Dec 21, '06Joined: Dec '04; Posts: 11,695; Likes: 14,916To the OP: Thanks for having the courage to share your dilemma. Please don't let over-zealous criticism discourage you.
For a handful of people, confrontation comes easily. Perhaps too easily in a few cases. For the rest of us, it's a skill that is learned out of necessity and honed with much (and sometimes painful) practice.
One of the best ways to handle a situation like this is to draw YOUR boundaries. You can't control the other person, nor can you grow them a conscience. What you can do is take that person aside and state your limits. "I'm very uncomfortable with ________. If I ever see such a thing again, I'll have to report it. Please don't put either of us in that kind of position."
This might seem like too soft an approach--and certain things would require an immediate response--but it serves a purpose. It puts this nurse (and anyone she complains to) on notice that you DO have standards and you won't be pushed around simply because you're newer.
It also gives you a chance to grow into assertiveness. And it feels a lot less like tattling.
You'll have to be the judge of whether it's too late to address this incident. It may not be if you simply state that you were put on the spot and you don't like it.
The thing is that you usually get farther by stating your own personal boundaries than by trying to argue right and wrong. You aren't judging, just stating what you are and are not willing to tolerate.
What you can take away from this incident is a determination to learn to speak assertively and acquire confidence through practice. Google assertiveness and learn some of the phrases to avoid and some to latch onto for future reference. Practice in other areas--the grocery store, the dentist's office, with family and friends. When you are assertive, you are basically telling what you think, feel, and need without attacking anyone else. This is an essential life skill no matter where you work, but nursing will give you many opportunities you might not otherwise see.
BTW, this skill transfers well to working with docs.
I commend you for your honesty, your concern for your patients, and your determination to grow as a nurse.
Dec 21, '06Joined: Oct '06; Posts: 1,256; Likes: 66Quote from sanctuaryWhy, you're very welcome! :beercuphe:Thanks, GardenDove, I needed a chuckle.:chuckle
Dec 21, '06Occupation: RN-i (RETIRED) Specialty: ORTHOPAEDICS-CERTIFIED SINCE 89 ; From: US ; Joined: May '00; Posts: 14,479; Likes: 2,298Jesska, I want you to repeat this to yourself until it comes as easily as breathing out and breathing in:
DO NOT HIT MY PATIENT.
If you'd like you may increase the volume so the hall-lurkers can hear. Do not defend yourself verbally to the offender. Say:
DO NOT HIT MY PATIENT.Last edit by P_RN on Dec 21, '06 : Reason: typo

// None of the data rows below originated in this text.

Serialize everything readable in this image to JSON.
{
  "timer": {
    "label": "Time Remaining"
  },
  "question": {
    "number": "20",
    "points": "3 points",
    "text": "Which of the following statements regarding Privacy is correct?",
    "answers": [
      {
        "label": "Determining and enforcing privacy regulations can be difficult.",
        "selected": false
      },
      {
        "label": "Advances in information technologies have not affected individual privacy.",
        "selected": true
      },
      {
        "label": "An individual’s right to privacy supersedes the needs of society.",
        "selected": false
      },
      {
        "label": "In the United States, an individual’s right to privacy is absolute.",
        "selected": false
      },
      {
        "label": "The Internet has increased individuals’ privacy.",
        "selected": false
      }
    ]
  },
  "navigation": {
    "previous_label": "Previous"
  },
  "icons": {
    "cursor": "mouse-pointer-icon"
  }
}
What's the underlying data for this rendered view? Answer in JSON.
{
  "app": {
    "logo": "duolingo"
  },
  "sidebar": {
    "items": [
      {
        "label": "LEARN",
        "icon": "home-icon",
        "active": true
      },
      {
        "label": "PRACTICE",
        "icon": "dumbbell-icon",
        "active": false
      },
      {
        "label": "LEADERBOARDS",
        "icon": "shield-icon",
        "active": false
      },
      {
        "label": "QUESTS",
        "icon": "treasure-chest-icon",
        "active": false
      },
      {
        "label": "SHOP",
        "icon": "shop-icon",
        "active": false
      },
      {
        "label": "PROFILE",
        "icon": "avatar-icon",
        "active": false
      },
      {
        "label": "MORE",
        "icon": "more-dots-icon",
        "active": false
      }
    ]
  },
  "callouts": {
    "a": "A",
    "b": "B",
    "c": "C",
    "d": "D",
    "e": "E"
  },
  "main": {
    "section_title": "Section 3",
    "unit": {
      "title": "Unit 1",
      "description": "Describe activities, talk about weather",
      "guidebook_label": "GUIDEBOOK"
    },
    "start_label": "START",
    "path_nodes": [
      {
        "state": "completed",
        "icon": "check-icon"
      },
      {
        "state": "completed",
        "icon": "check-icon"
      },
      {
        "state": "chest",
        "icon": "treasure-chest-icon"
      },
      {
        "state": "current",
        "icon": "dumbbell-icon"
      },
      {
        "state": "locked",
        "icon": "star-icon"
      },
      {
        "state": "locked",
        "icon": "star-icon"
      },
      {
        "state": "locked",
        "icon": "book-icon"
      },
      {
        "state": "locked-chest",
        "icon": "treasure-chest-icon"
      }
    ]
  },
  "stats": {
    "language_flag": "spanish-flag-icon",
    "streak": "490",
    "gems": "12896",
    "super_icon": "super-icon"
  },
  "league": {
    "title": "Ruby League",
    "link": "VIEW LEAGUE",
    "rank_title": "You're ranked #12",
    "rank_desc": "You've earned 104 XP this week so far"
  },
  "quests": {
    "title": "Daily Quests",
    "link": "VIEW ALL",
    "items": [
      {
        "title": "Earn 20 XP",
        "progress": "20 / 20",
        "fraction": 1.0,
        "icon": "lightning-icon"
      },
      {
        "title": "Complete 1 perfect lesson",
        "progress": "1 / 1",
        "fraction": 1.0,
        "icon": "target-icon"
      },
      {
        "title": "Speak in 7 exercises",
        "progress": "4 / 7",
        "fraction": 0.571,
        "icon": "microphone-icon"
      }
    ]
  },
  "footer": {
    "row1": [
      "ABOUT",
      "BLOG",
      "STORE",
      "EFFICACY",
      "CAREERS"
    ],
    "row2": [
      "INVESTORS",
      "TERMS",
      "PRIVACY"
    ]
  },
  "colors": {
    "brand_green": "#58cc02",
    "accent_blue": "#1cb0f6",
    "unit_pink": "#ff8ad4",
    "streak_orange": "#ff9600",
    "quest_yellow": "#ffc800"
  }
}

Dec 21, '06Occupation: ICU RN Joined: Jul '05; Posts: 75; Likes: 3[QUOTE=phriedomRN;1980643][QUOTE=Jesskanurse;1980233]Quote from rnin02Noooooooo. My patient was not A) A 'drunk' or B) Drunk as in intoxicated. He was going through ETOH WITHDRAWAL. This is not a state of being intoxicated. This means he hasn't had a drink which is causing him to go into withdrawal. Please people lets read what I originally wrote. Please.
She wasn't referring to the pt as a drunk aka skid row bum, wino, pick your alcohol related adjective. She said 'a drunk and uncooperative pt' which from the OP, was true. If I go out tomorrow night, get hammered on margaritas, pick a fight and wind up in the ER in 4-points, darn tooting I'm being drunk and uncooperative. That's completely different from the disrespectful reference to the homeless guy at the bus stop "oh him, he's just a drunk". There's definately a difference
Dec 21, '06Occupation: RN-i (RETIRED) Specialty: ORTHOPAEDICS-CERTIFIED SINCE 89 ; From: US ; Joined: May '00; Posts: 14,479; Likes: 2,298Jesska I fear it is you who are not listening. We understand that your patient was in withdrawal. That was not your query. You said you should have DONE something.
We have given you our opinions. The physical state of your patient was secondary. Should you have said something? Yes. Will you say something next time, I hope you do. Meanwhile concentrate on your question.
Dec 21, '06Occupation: RN Specialty: 8 year(s) of experience in NA, stepdown, L&D, Trauma ICU, ER ; From: US ; Joined: Aug '05; Posts: 295; Likes: 160oops, i guess i overlooked that part. sorry.